Do I have to completely change the way I document when I do telemedicine visits?
According to CMS, the physician must document a) location of the patient, b) location of the provider, and c) names of all persons participating in the telehealth service and their role in the encounter. In all other respects, documentation may be made in the same fashion as any other face-to-face office visit encounter. However, on January 1, 2021, new guidelines for evaluation and management (E/M) services went into effect. The changes impact documentation of new patient (99202-99205) and established patient (99211-99215) office/other outpatient encounters. As these rules apply to telehealth services normally performed in the physician’s office, it is important to understand those changes.
Telehealth usage has increased drastically in light of COVID, and the likelihood of audits related to telehealth will be increased. Since auditors will also be reviewing more telehealth services, they will be more adept to shortcomings. Sloppy or incomplete documentation will be under an even finer microscope in light of its increased usage.
Do you expect telemedicine to be audited in the future? What do you perceive as being potential areas of weakness?
Telemedicine will be audited in the same manner as other billable service, albeit not at the same frequency based on the volume disparity. We expect that payers will develop policies relative to frequency, standard of care, and medical necessity of telehealth visit. New codes and/or modifiers may be created to accommodate unique reporting requirements and facilitate compliance.
One potential hotspot could involve billing for a phone call versus telehealth visit. Much confusion arose during the early part of the public health emergency (“PHE”) about this very subject, largely due to CMS policy changes, payer coverage variations, and state law. This left many providers confused about whether an office visit can be billed using audio-only. As things currently stand (January 2021), CMS requires use of real-time video to bill office visit codes. Phone calls without a video component are captured using the CPT codes intended for that purpose. The documentation must show a clear establishment of a bona fide physician-patient relationship.

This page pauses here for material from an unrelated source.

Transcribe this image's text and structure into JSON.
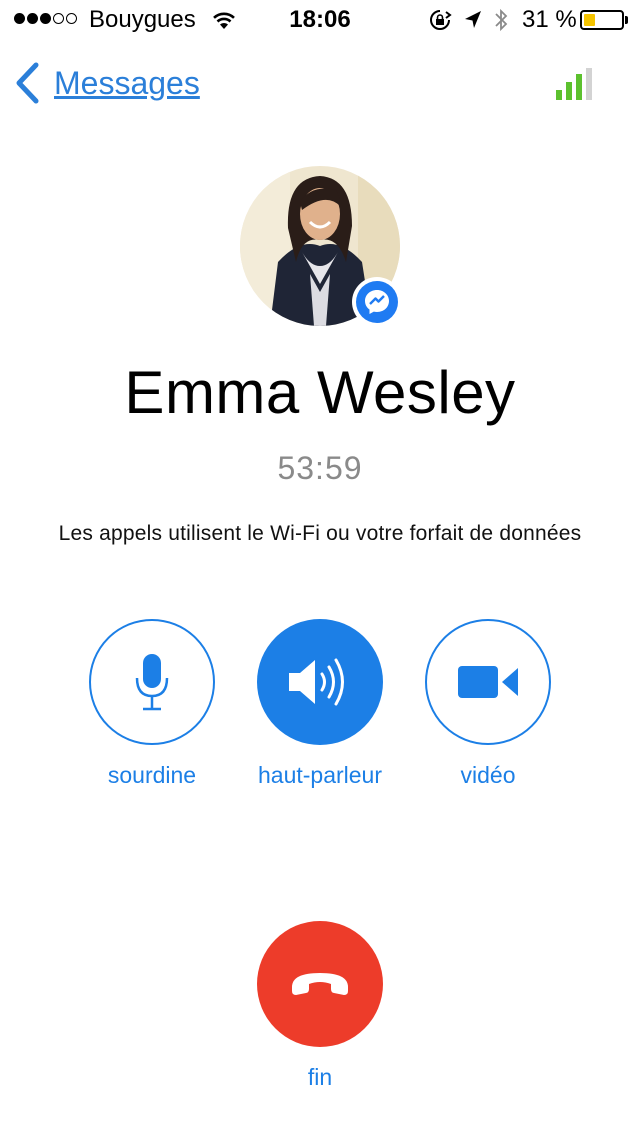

The main area of weakness, we expect, will be being unprepared with an implemented and compliant telemedicine program. It is important to note that you must clearly document your program and training with site-specific policies and procedures.